Web page and app entries

__________________________________________________

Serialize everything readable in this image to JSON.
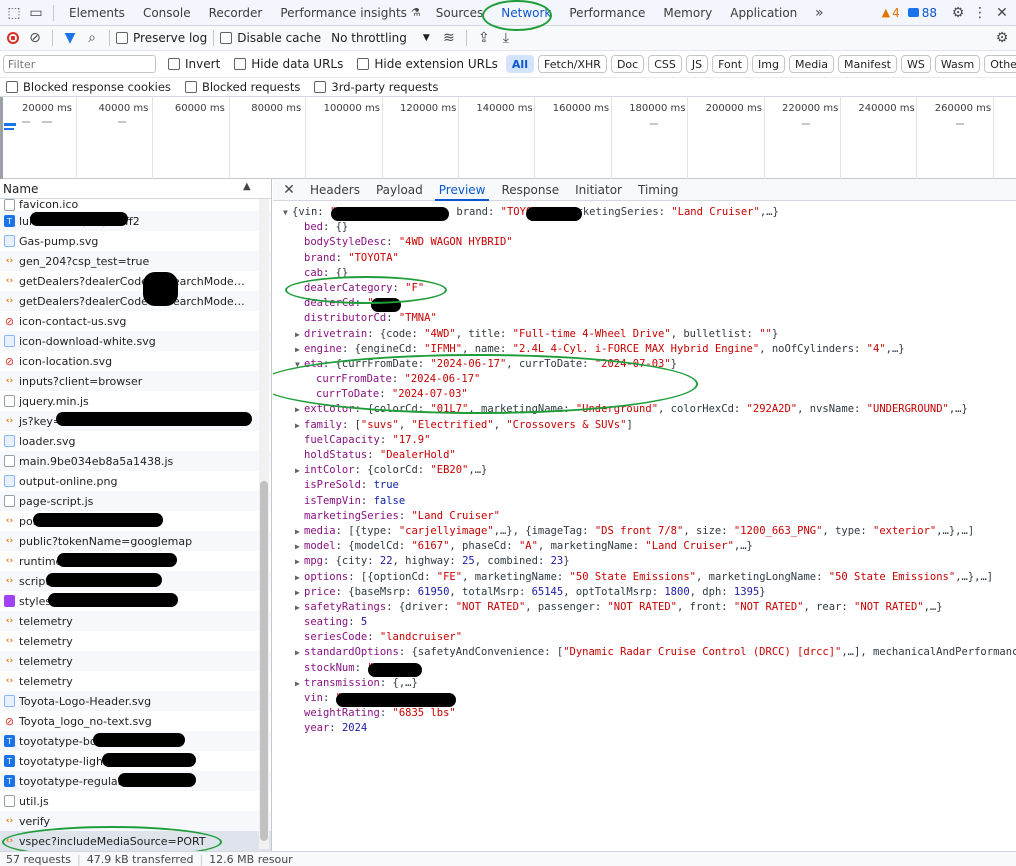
{
  "toolbar": {
    "tabs": [
      "Elements",
      "Console",
      "Recorder",
      "Performance insights",
      "Sources",
      "Network",
      "Performance",
      "Memory",
      "Application"
    ],
    "warnings_count": "4",
    "issues_count": "88"
  },
  "controls": {
    "preserve_log": "Preserve log",
    "disable_cache": "Disable cache",
    "throttling": "No throttling"
  },
  "filters": {
    "placeholder": "Filter",
    "invert": "Invert",
    "hide_data_urls": "Hide data URLs",
    "hide_extension_urls": "Hide extension URLs",
    "types": [
      "All",
      "Fetch/XHR",
      "Doc",
      "CSS",
      "JS",
      "Font",
      "Img",
      "Media",
      "Manifest",
      "WS",
      "Wasm",
      "Other"
    ],
    "blocked_cookies": "Blocked response cookies",
    "blocked_requests": "Blocked requests",
    "third_party": "3rd-party requests"
  },
  "overview": {
    "ticks": [
      "20000 ms",
      "40000 ms",
      "60000 ms",
      "80000 ms",
      "100000 ms",
      "120000 ms",
      "140000 ms",
      "160000 ms",
      "180000 ms",
      "200000 ms",
      "220000 ms",
      "240000 ms",
      "260000 ms"
    ]
  },
  "requests": {
    "header": "Name",
    "rows": [
      {
        "name": "favicon.ico",
        "icon": "doc"
      },
      {
        "name": "luiaDsNclhQ8tQ.woff2",
        "icon": "font"
      },
      {
        "name": "Gas-pump.svg",
        "icon": "img"
      },
      {
        "name": "gen_204?csp_test=true",
        "icon": "js"
      },
      {
        "name": "getDealers?dealerCode=         xsearchMode…",
        "icon": "js"
      },
      {
        "name": "getDealers?dealerCode=         xsearchMode…",
        "icon": "js"
      },
      {
        "name": "icon-contact-us.svg",
        "icon": "red"
      },
      {
        "name": "icon-download-white.svg",
        "icon": "img"
      },
      {
        "name": "icon-location.svg",
        "icon": "red"
      },
      {
        "name": "inputs?client=browser",
        "icon": "js"
      },
      {
        "name": "jquery.min.js",
        "icon": "doc"
      },
      {
        "name": "js?key=",
        "icon": "js"
      },
      {
        "name": "loader.svg",
        "icon": "img"
      },
      {
        "name": "main.9be034eb8a5a1438.js",
        "icon": "doc"
      },
      {
        "name": "output-online.png",
        "icon": "img"
      },
      {
        "name": "page-script.js",
        "icon": "doc"
      },
      {
        "name": "pol",
        "icon": "js"
      },
      {
        "name": "public?tokenName=googlemap",
        "icon": "js"
      },
      {
        "name": "runtime",
        "icon": "js"
      },
      {
        "name": "script",
        "icon": "js"
      },
      {
        "name": "styles.",
        "icon": "css"
      },
      {
        "name": "telemetry",
        "icon": "js"
      },
      {
        "name": "telemetry",
        "icon": "js"
      },
      {
        "name": "telemetry",
        "icon": "js"
      },
      {
        "name": "telemetry",
        "icon": "js"
      },
      {
        "name": "Toyota-Logo-Header.svg",
        "icon": "img"
      },
      {
        "name": "Toyota_logo_no-text.svg",
        "icon": "red"
      },
      {
        "name": "toyotatype-bol",
        "icon": "font"
      },
      {
        "name": "toyotatype-light.",
        "icon": "font"
      },
      {
        "name": "toyotatype-regular.5a",
        "icon": "font"
      },
      {
        "name": "util.js",
        "icon": "doc"
      },
      {
        "name": "verify",
        "icon": "js"
      },
      {
        "name": "vspec?includeMediaSource=PORT",
        "icon": "js"
      }
    ]
  },
  "status_bar": {
    "requests": "57 requests",
    "transferred": "47.9 kB transferred",
    "resources": "12.6 MB resour"
  },
  "detail": {
    "tabs": [
      "Headers",
      "Payload",
      "Preview",
      "Response",
      "Initiator",
      "Timing"
    ],
    "preview_lines": [
      {
        "ind": 0,
        "tri": "▼",
        "html": "<span class='p'>{vin: </span><span class='s'>\"                 \"</span><span class='p'>, stockNum: </span><span class='s'>\"        \"</span><span class='p'>, brand: </span><span class='s'>\"TOYOTA\"</span><span class='p'>, marketingSeries: </span><span class='s'>\"Land Cruiser\"</span><span class='p'>,…}</span>"
      },
      {
        "ind": 1,
        "tri": "",
        "html": "<span class='k'>bed</span><span class='p'>: {}</span>"
      },
      {
        "ind": 1,
        "tri": "",
        "html": "<span class='k'>bodyStyleDesc</span><span class='p'>: </span><span class='s'>\"4WD WAGON HYBRID\"</span>"
      },
      {
        "ind": 1,
        "tri": "",
        "html": "<span class='k'>brand</span><span class='p'>: </span><span class='s'>\"TOYOTA\"</span>"
      },
      {
        "ind": 1,
        "tri": "",
        "html": "<span class='k'>cab</span><span class='p'>: {}</span>"
      },
      {
        "ind": 1,
        "tri": "",
        "html": "<span class='k'>dealerCategory</span><span class='p'>: </span><span class='s'>\"F\"</span>"
      },
      {
        "ind": 1,
        "tri": "",
        "html": "<span class='k'>dealerCd</span><span class='p'>: </span><span class='s'>\"     \"</span>"
      },
      {
        "ind": 1,
        "tri": "",
        "html": "<span class='k'>distributorCd</span><span class='p'>: </span><span class='s'>\"TMNA\"</span>"
      },
      {
        "ind": 1,
        "tri": "▶",
        "html": "<span class='k'>drivetrain</span><span class='p'>: {code: </span><span class='s'>\"4WD\"</span><span class='p'>, title: </span><span class='s'>\"Full-time 4-Wheel Drive\"</span><span class='p'>, bulletlist: </span><span class='s'>\"\"</span><span class='p'>}</span>"
      },
      {
        "ind": 1,
        "tri": "▶",
        "html": "<span class='k'>engine</span><span class='p'>: {engineCd: </span><span class='s'>\"IFMH\"</span><span class='p'>, name: </span><span class='s'>\"2.4L 4-Cyl. i-FORCE MAX Hybrid Engine\"</span><span class='p'>, noOfCylinders: </span><span class='s'>\"4\"</span><span class='p'>,…}</span>"
      },
      {
        "ind": 1,
        "tri": "▼",
        "html": "<span class='k'>eta</span><span class='p'>: {currFromDate: </span><span class='s'>\"2024-06-17\"</span><span class='p'>, currToDate: </span><span class='s'>\"2024-07-03\"</span><span class='p'>}</span>"
      },
      {
        "ind": 2,
        "tri": "",
        "html": "<span class='k'>currFromDate</span><span class='p'>: </span><span class='s'>\"2024-06-17\"</span>"
      },
      {
        "ind": 2,
        "tri": "",
        "html": "<span class='k'>currToDate</span><span class='p'>: </span><span class='s'>\"2024-07-03\"</span>"
      },
      {
        "ind": 1,
        "tri": "▶",
        "html": "<span class='k'>extColor</span><span class='p'>: {colorCd: </span><span class='s'>\"01L7\"</span><span class='p'>, marketingName: </span><span class='s'>\"Underground\"</span><span class='p'>, colorHexCd: </span><span class='s'>\"292A2D\"</span><span class='p'>, nvsName: </span><span class='s'>\"UNDERGROUND\"</span><span class='p'>,…}</span>"
      },
      {
        "ind": 1,
        "tri": "▶",
        "html": "<span class='k'>family</span><span class='p'>: [</span><span class='s'>\"suvs\"</span><span class='p'>, </span><span class='s'>\"Electrified\"</span><span class='p'>, </span><span class='s'>\"Crossovers &amp; SUVs\"</span><span class='p'>]</span>"
      },
      {
        "ind": 1,
        "tri": "",
        "html": "<span class='k'>fuelCapacity</span><span class='p'>: </span><span class='s'>\"17.9\"</span>"
      },
      {
        "ind": 1,
        "tri": "",
        "html": "<span class='k'>holdStatus</span><span class='p'>: </span><span class='s'>\"DealerHold\"</span>"
      },
      {
        "ind": 1,
        "tri": "▶",
        "html": "<span class='k'>intColor</span><span class='p'>: {colorCd: </span><span class='s'>\"EB20\"</span><span class='p'>,…}</span>"
      },
      {
        "ind": 1,
        "tri": "",
        "html": "<span class='k'>isPreSold</span><span class='p'>: </span><span class='b'>true</span>"
      },
      {
        "ind": 1,
        "tri": "",
        "html": "<span class='k'>isTempVin</span><span class='p'>: </span><span class='b'>false</span>"
      },
      {
        "ind": 1,
        "tri": "",
        "html": "<span class='k'>marketingSeries</span><span class='p'>: </span><span class='s'>\"Land Cruiser\"</span>"
      },
      {
        "ind": 1,
        "tri": "▶",
        "html": "<span class='k'>media</span><span class='p'>: [{type: </span><span class='s'>\"carjellyimage\"</span><span class='p'>,…}, {imageTag: </span><span class='s'>\"DS front 7/8\"</span><span class='p'>, size: </span><span class='s'>\"1200_663_PNG\"</span><span class='p'>, type: </span><span class='s'>\"exterior\"</span><span class='p'>,…},…]</span>"
      },
      {
        "ind": 1,
        "tri": "▶",
        "html": "<span class='k'>model</span><span class='p'>: {modelCd: </span><span class='s'>\"6167\"</span><span class='p'>, phaseCd: </span><span class='s'>\"A\"</span><span class='p'>, marketingName: </span><span class='s'>\"Land Cruiser\"</span><span class='p'>,…}</span>"
      },
      {
        "ind": 1,
        "tri": "▶",
        "html": "<span class='k'>mpg</span><span class='p'>: {city: </span><span class='n'>22</span><span class='p'>, highway: </span><span class='n'>25</span><span class='p'>, combined: </span><span class='n'>23</span><span class='p'>}</span>"
      },
      {
        "ind": 1,
        "tri": "▶",
        "html": "<span class='k'>options</span><span class='p'>: [{optionCd: </span><span class='s'>\"FE\"</span><span class='p'>, marketingName: </span><span class='s'>\"50 State Emissions\"</span><span class='p'>, marketingLongName: </span><span class='s'>\"50 State Emissions\"</span><span class='p'>,…},…]</span>"
      },
      {
        "ind": 1,
        "tri": "▶",
        "html": "<span class='k'>price</span><span class='p'>: {baseMsrp: </span><span class='n'>61950</span><span class='p'>, totalMsrp: </span><span class='n'>65145</span><span class='p'>, optTotalMsrp: </span><span class='n'>1800</span><span class='p'>, dph: </span><span class='n'>1395</span><span class='p'>}</span>"
      },
      {
        "ind": 1,
        "tri": "▶",
        "html": "<span class='k'>safetyRatings</span><span class='p'>: {driver: </span><span class='s'>\"NOT RATED\"</span><span class='p'>, passenger: </span><span class='s'>\"NOT RATED\"</span><span class='p'>, front: </span><span class='s'>\"NOT RATED\"</span><span class='p'>, rear: </span><span class='s'>\"NOT RATED\"</span><span class='p'>,…}</span>"
      },
      {
        "ind": 1,
        "tri": "",
        "html": "<span class='k'>seating</span><span class='p'>: </span><span class='n'>5</span>"
      },
      {
        "ind": 1,
        "tri": "",
        "html": "<span class='k'>seriesCode</span><span class='p'>: </span><span class='s'>\"landcruiser\"</span>"
      },
      {
        "ind": 1,
        "tri": "▶",
        "html": "<span class='k'>standardOptions</span><span class='p'>: {safetyAndConvenience: [</span><span class='s'>\"Dynamic Radar Cruise Control (DRCC) [drcc]\"</span><span class='p'>,…], mechanicalAndPerformance</span>"
      },
      {
        "ind": 1,
        "tri": "",
        "html": "<span class='k'>stockNum</span><span class='p'>: </span><span class='s'>\"       \"</span>"
      },
      {
        "ind": 1,
        "tri": "▶",
        "html": "<span class='k'>transmission</span><span class='p'>: {,…}</span>"
      },
      {
        "ind": 1,
        "tri": "",
        "html": "<span class='k'>vin</span><span class='p'>: </span><span class='s'>\"                 \"</span>"
      },
      {
        "ind": 1,
        "tri": "",
        "html": "<span class='k'>weightRating</span><span class='p'>: </span><span class='s'>\"6835 lbs\"</span>"
      },
      {
        "ind": 1,
        "tri": "",
        "html": "<span class='k'>year</span><span class='p'>: </span><span class='n'>2024</span>"
      }
    ]
  },
  "colors": {
    "accent": "#0b57d0",
    "annotation_ring": "#1e9e3a",
    "json_key": "#881280",
    "json_string": "#c80000",
    "json_number": "#1a1aa6"
  }
}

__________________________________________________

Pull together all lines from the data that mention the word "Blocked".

    "blocked_cookies": "Blocked response cookies",
    "blocked_requests": "Blocked requests",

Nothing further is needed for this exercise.